HANG TIME HEADQUARTERS — He’s going to write it on his shoes before every game, and for his sake let’s hope that adds up to 82 times during the regular season. He’s going to speak it into existence every time someone sticks a camera, microphone or tape recorder in his face.
If can do anything about it, John Wall is going to will the Washington Wizards into the playoffs one way or another.
It’s an ambitious goal for someone who has never known anything but the lottery during his brief career. It’s also a courageous thing to do in this day and age, when anything you say can and will be held against you on social media at some point. I think Wall is right to repeatedly mention the word “playoffs” where his Wizards are concerned. That’s what a leader does, identify the goal and then fight, claw and scrap until that goal is reached.
So when Wall opened up to Howard Beck of Bleacher Report recently, he expanded on what he and Wizards owner Ted Leonsis have been saying for months since before Wall signed that five-year, $80 million extension … it’s playoffs or bust this season:
“I should be in the playoffs,” Wall said.
Don’t just talk about it, be about it. And from all indications that’s exactly what Wall is doing. He’s no longer the young point guard playing strictly on instincts and raw talent. He’s refined his game a bit and his confidence is soaring:
“My first two years, I wasn’t really confident,” Wall said, “because I didn’t believe in myself and some other people didn’t believe in me. But that was just me not being confident in my own ability.”
With another offseason of training and shooting drills behind him, Wall said, “My confidence level is at an all-time high.” He added, “This is the most comfortable I’ve felt with shooting the ball. So I don’t care if I miss 12 straight. I still will shoot an open shot without no hesitation.”

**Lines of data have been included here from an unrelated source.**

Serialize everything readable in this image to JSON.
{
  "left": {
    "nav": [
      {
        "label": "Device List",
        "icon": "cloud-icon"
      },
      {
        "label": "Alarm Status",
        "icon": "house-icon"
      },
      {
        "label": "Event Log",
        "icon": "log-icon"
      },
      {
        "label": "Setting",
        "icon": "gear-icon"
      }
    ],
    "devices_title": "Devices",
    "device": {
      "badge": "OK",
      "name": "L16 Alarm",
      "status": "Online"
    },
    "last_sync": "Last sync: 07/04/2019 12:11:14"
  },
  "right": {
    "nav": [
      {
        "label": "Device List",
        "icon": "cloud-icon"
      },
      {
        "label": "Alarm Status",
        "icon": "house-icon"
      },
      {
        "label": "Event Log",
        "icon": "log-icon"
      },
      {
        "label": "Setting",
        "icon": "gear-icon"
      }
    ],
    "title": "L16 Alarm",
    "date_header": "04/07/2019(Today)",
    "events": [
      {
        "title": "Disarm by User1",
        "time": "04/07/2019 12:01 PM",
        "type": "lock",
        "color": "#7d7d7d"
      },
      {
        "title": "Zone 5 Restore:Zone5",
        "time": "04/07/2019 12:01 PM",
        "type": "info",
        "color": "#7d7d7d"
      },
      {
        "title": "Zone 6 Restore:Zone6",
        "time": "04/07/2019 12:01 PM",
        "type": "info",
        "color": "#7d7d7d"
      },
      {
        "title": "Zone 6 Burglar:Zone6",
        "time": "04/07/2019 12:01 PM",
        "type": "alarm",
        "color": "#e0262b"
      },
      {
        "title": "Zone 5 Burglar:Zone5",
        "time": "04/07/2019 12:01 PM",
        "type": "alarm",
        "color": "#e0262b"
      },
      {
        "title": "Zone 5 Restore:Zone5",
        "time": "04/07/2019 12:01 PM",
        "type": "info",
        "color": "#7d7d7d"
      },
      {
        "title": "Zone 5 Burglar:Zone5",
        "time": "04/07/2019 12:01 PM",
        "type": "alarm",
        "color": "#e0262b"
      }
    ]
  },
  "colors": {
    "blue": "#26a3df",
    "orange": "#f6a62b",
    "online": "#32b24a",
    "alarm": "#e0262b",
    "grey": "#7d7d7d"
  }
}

Despite everything, Wall averaged 18.5 points and 7.6 assists last season and is the sixth-fastest player in NBA history to reach 2,000 points and 1,000 assists in a career, hitting those marks in just 124 games.
With a better jumper and a little more judicious passing, Wall might yet threaten to break the top tier of point guards. Early reports from training camp were positive.

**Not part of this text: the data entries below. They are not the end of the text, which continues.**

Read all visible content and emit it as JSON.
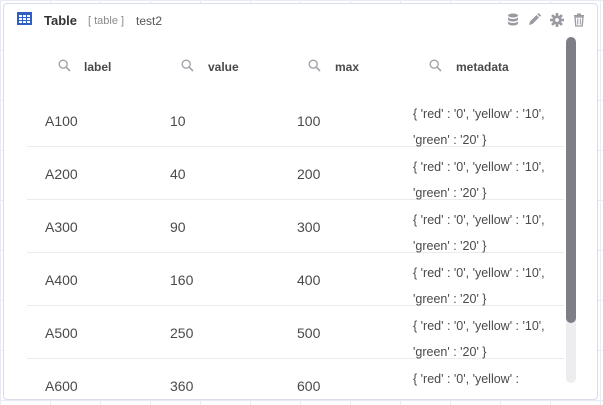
{
  "widget": {
    "title": "Table",
    "type_tag": "[ table ]",
    "name": "test2",
    "accent": "#2f5fc4",
    "header_icons": [
      "database-icon",
      "pencil-icon",
      "gear-icon",
      "trash-icon"
    ]
  },
  "table": {
    "columns": [
      "label",
      "value",
      "max",
      "metadata"
    ],
    "rows": [
      {
        "label": "A100",
        "value": "10",
        "max": "100",
        "metadata": "{ 'red' : '0', 'yellow' : '10', 'green' : '20' }"
      },
      {
        "label": "A200",
        "value": "40",
        "max": "200",
        "metadata": "{ 'red' : '0', 'yellow' : '10', 'green' : '20' }"
      },
      {
        "label": "A300",
        "value": "90",
        "max": "300",
        "metadata": "{ 'red' : '0', 'yellow' : '10', 'green' : '20' }"
      },
      {
        "label": "A400",
        "value": "160",
        "max": "400",
        "metadata": "{ 'red' : '0', 'yellow' : '10', 'green' : '20' }"
      },
      {
        "label": "A500",
        "value": "250",
        "max": "500",
        "metadata": "{ 'red' : '0', 'yellow' : '10', 'green' : '20' }"
      },
      {
        "label": "A600",
        "value": "360",
        "max": "600",
        "metadata": "{ 'red' : '0', 'yellow' :"
      }
    ]
  }
}
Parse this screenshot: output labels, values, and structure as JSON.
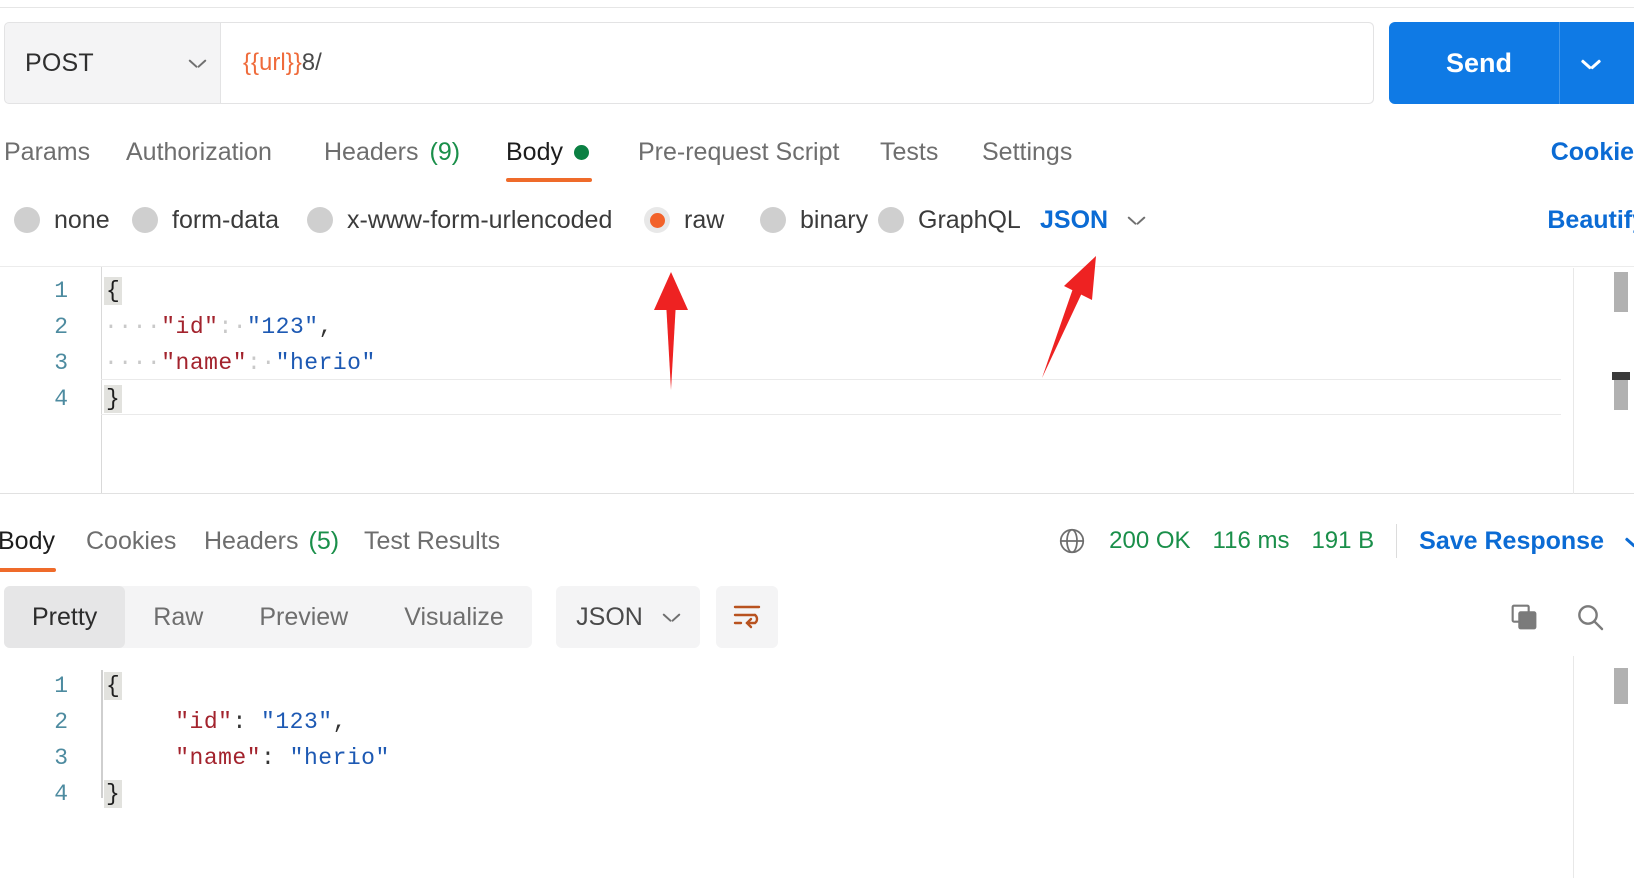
{
  "request": {
    "method": "POST",
    "url_variable": "{{url}}",
    "url_rest": "8/",
    "send_label": "Send",
    "tabs": [
      {
        "label": "Params",
        "count": "",
        "active": false
      },
      {
        "label": "Authorization",
        "count": "",
        "active": false
      },
      {
        "label": "Headers",
        "count": "(9)",
        "active": false
      },
      {
        "label": "Body",
        "count": "",
        "active": true
      },
      {
        "label": "Pre-request Script",
        "count": "",
        "active": false
      },
      {
        "label": "Tests",
        "count": "",
        "active": false
      },
      {
        "label": "Settings",
        "count": "",
        "active": false
      }
    ],
    "cookies_link": "Cookies",
    "body_types": [
      {
        "label": "none",
        "selected": false
      },
      {
        "label": "form-data",
        "selected": false
      },
      {
        "label": "x-www-form-urlencoded",
        "selected": false
      },
      {
        "label": "raw",
        "selected": true
      },
      {
        "label": "binary",
        "selected": false
      },
      {
        "label": "GraphQL",
        "selected": false
      }
    ],
    "raw_format": "JSON",
    "beautify_label": "Beautify",
    "body_lines": [
      {
        "num": "1",
        "indent": "",
        "key": "",
        "sep": "",
        "value": "",
        "brace": "{"
      },
      {
        "num": "2",
        "indent": "····",
        "key": "\"id\"",
        "sep": ":·",
        "value": "\"123\"",
        "punct": ","
      },
      {
        "num": "3",
        "indent": "····",
        "key": "\"name\"",
        "sep": ":·",
        "value": "\"herio\"",
        "punct": ""
      },
      {
        "num": "4",
        "indent": "",
        "key": "",
        "sep": "",
        "value": "",
        "brace": "}"
      }
    ]
  },
  "response": {
    "tabs": [
      {
        "label": "Body",
        "count": "",
        "active": true
      },
      {
        "label": "Cookies",
        "count": "",
        "active": false
      },
      {
        "label": "Headers",
        "count": "(5)",
        "active": false
      },
      {
        "label": "Test Results",
        "count": "",
        "active": false
      }
    ],
    "status": "200 OK",
    "time": "116 ms",
    "size": "191 B",
    "save_label": "Save Response",
    "view_modes": [
      {
        "label": "Pretty",
        "active": true
      },
      {
        "label": "Raw",
        "active": false
      },
      {
        "label": "Preview",
        "active": false
      },
      {
        "label": "Visualize",
        "active": false
      }
    ],
    "format": "JSON",
    "body_lines": [
      {
        "num": "1",
        "indent": "",
        "key": "",
        "sep": "",
        "value": "",
        "brace": "{"
      },
      {
        "num": "2",
        "indent": "    ",
        "key": "\"id\"",
        "sep": ": ",
        "value": "\"123\"",
        "punct": ","
      },
      {
        "num": "3",
        "indent": "    ",
        "key": "\"name\"",
        "sep": ": ",
        "value": "\"herio\"",
        "punct": ""
      },
      {
        "num": "4",
        "indent": "",
        "key": "",
        "sep": "",
        "value": "",
        "brace": "}"
      }
    ]
  },
  "icons": {
    "method_chevron": "chevron-down-icon",
    "send_chevron": "chevron-down-icon",
    "format_chevron": "chevron-down-icon",
    "globe": "globe-icon",
    "wrap": "wrap-lines-icon",
    "copy": "copy-icon",
    "search": "search-icon"
  },
  "annotations": [
    {
      "name": "arrow-pointing-to-raw",
      "color": "#ee2222"
    },
    {
      "name": "arrow-pointing-to-json-format",
      "color": "#ee2222"
    }
  ],
  "colors": {
    "accent_orange": "#ef6b2a",
    "link_blue": "#0b6bd4",
    "send_blue": "#0f7ae5",
    "status_green": "#1a8f4a",
    "json_key": "#a3232d",
    "json_value": "#1d59b3"
  }
}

“I think he’s taken a step,” coach Randy Wittman said. “Direction and being a leader, and vocal, and being the guy that kind of gets everybody where they need to be.”
We’ve been saying it for months now, the renaissance in Washington starts and ends with Wall and the grand investment Leonsis has made in the now healthy face of his franchise. The talent is there (his backcourt mate Bradley Beal is a budding young talent that is ready for prime time as well). So is the drive. The leadership is still a work in progress, but he’s clearly on the right track.

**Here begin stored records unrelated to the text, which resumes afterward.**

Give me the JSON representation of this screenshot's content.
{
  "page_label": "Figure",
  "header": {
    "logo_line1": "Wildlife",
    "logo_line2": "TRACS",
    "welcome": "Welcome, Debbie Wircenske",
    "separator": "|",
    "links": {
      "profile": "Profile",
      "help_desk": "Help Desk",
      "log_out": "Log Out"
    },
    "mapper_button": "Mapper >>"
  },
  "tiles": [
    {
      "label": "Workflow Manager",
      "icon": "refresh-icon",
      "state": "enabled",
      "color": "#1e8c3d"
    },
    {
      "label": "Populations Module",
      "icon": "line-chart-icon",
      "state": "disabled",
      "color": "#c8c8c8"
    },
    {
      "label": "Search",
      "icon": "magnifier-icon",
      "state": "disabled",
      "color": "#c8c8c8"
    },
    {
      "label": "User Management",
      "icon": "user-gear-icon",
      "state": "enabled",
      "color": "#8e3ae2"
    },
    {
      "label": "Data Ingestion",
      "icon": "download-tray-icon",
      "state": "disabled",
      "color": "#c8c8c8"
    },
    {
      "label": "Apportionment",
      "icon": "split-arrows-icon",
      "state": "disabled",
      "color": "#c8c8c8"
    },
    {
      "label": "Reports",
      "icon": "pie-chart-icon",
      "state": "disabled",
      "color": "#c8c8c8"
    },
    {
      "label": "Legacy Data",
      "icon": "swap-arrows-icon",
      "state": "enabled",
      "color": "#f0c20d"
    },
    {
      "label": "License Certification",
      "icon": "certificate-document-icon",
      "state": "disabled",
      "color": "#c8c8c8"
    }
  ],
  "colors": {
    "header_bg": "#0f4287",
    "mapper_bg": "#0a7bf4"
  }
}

The only thing left to do … did someone say “playoffs?”
Write it down, take a picture, do whatever you need to young fella.
Set the bar yourself!